| TRY IT |
Look for "panel" in the listing below. Gather each line that contains it.

| THE INPUT |
====
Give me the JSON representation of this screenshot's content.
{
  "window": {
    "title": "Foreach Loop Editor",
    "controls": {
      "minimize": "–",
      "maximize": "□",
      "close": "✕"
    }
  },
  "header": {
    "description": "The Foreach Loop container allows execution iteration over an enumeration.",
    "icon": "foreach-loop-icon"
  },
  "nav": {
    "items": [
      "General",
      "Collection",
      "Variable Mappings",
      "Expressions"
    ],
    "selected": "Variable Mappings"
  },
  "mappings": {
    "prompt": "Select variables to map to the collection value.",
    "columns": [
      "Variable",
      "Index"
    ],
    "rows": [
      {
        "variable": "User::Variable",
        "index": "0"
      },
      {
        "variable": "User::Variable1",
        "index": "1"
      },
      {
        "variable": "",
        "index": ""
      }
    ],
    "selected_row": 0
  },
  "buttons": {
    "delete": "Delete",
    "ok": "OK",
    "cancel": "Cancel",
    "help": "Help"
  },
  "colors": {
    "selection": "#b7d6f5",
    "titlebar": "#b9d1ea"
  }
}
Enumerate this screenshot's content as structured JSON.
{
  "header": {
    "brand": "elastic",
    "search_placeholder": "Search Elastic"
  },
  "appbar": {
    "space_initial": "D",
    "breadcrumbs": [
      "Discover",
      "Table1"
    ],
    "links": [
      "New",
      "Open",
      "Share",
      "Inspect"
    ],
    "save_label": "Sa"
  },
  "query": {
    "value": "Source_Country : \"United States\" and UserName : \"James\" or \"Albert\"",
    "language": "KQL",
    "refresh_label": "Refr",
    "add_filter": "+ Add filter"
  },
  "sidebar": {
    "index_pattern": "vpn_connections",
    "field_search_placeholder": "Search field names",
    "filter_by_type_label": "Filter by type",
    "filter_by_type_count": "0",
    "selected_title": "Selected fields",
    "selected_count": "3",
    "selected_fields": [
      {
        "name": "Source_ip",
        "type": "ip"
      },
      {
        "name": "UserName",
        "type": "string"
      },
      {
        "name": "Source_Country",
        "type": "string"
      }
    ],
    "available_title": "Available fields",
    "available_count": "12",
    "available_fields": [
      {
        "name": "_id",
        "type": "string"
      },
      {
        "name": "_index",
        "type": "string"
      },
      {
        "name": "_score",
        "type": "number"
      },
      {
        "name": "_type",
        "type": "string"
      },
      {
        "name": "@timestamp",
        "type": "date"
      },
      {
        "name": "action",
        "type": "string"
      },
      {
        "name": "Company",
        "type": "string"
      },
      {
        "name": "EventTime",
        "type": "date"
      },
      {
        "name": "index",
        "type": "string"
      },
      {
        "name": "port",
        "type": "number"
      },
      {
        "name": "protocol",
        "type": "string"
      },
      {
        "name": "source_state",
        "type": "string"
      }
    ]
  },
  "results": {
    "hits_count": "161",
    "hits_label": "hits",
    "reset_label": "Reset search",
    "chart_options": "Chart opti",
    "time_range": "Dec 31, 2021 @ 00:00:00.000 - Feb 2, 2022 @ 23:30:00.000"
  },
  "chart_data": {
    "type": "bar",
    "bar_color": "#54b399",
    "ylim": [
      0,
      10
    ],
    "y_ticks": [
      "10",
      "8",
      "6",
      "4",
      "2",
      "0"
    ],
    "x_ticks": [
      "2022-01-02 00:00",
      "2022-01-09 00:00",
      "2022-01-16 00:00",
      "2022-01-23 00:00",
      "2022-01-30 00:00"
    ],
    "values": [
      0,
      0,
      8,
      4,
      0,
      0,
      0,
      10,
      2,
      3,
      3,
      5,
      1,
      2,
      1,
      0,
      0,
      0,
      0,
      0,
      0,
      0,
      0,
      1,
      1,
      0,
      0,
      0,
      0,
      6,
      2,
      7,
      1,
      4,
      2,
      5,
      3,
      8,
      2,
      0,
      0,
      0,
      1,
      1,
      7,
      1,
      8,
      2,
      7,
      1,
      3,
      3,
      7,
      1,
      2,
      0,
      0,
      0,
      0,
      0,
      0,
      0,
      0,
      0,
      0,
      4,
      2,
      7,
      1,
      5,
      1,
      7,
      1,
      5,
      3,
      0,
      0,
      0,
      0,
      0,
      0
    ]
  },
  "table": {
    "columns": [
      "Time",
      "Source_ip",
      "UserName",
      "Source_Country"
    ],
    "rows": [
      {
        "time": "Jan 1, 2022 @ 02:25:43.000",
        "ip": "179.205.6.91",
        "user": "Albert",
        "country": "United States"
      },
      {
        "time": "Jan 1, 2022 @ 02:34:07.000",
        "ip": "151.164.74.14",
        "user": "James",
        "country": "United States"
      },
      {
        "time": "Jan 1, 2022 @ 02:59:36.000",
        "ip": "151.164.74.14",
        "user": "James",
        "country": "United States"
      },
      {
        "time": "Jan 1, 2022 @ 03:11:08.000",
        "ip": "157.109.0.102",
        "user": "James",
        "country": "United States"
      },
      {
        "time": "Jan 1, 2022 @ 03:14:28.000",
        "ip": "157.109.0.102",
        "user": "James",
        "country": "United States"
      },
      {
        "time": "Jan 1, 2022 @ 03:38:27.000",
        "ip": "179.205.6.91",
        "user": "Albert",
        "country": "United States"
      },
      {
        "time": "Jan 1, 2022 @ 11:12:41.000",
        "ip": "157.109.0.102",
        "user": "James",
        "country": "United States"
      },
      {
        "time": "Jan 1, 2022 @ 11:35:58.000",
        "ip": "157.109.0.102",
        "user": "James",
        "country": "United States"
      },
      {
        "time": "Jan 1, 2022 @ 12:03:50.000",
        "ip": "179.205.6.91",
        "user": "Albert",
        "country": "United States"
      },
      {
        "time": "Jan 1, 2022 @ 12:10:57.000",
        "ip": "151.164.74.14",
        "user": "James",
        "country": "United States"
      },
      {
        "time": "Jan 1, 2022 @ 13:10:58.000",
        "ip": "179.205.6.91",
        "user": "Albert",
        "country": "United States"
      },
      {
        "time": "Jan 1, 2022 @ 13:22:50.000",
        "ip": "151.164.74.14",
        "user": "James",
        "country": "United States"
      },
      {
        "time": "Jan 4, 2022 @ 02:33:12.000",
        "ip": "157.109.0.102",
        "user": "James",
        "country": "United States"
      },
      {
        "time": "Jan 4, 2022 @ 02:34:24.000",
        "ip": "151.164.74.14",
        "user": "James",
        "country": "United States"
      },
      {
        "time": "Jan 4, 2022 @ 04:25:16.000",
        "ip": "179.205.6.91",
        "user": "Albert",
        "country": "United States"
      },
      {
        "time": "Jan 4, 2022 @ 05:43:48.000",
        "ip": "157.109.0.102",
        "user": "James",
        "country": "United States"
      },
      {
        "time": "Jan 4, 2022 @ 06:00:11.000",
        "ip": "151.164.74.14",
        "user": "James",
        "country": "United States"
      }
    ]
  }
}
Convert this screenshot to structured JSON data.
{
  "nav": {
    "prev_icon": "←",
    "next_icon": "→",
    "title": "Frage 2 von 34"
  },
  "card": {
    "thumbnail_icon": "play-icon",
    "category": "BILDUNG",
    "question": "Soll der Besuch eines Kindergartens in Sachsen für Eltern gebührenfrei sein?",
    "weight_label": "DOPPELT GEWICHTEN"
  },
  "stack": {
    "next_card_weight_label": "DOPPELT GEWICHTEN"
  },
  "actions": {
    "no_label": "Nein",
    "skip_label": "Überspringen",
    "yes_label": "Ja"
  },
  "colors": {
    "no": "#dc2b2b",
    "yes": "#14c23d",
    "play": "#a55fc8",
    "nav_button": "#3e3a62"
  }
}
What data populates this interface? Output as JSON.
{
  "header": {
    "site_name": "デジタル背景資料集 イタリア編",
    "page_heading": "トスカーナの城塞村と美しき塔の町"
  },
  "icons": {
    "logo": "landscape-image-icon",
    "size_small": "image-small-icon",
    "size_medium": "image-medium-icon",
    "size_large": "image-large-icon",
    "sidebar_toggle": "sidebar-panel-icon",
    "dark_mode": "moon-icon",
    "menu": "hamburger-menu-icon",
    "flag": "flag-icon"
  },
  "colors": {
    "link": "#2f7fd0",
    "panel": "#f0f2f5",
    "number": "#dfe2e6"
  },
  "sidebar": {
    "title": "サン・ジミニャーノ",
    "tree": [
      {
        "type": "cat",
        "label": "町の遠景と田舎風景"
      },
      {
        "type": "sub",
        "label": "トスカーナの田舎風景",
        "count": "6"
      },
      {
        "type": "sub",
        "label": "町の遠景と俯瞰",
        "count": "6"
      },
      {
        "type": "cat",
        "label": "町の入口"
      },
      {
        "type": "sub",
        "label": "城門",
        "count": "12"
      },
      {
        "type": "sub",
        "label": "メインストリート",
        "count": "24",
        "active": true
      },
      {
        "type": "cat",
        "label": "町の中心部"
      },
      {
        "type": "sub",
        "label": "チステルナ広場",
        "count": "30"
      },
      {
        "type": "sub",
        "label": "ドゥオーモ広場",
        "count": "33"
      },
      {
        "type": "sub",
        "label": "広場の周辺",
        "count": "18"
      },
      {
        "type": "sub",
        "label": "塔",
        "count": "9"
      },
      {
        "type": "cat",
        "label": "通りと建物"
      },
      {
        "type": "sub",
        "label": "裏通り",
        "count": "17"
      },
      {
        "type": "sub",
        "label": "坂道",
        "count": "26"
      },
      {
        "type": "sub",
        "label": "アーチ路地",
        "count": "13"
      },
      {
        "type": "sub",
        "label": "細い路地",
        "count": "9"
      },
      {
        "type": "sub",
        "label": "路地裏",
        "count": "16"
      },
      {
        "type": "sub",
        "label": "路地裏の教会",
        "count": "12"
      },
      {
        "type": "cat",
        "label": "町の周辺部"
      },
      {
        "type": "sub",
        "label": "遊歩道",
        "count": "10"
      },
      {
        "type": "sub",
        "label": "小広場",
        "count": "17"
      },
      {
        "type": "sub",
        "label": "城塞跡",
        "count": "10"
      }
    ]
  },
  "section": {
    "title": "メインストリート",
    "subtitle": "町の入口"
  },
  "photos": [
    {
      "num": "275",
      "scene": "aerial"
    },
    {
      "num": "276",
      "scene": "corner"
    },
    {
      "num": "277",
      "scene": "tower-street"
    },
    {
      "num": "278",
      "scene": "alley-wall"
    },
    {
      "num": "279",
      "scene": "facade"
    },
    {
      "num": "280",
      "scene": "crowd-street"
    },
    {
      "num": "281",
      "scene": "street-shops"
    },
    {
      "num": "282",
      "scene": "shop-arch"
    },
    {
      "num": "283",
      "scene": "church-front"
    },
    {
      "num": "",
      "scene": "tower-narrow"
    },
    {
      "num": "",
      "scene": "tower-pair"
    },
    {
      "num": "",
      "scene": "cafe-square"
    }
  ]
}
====
| SOLUTION FOR THIS PROBLEM |
    "sidebar_toggle": "sidebar-panel-icon",
    "panel": "#f0f2f5",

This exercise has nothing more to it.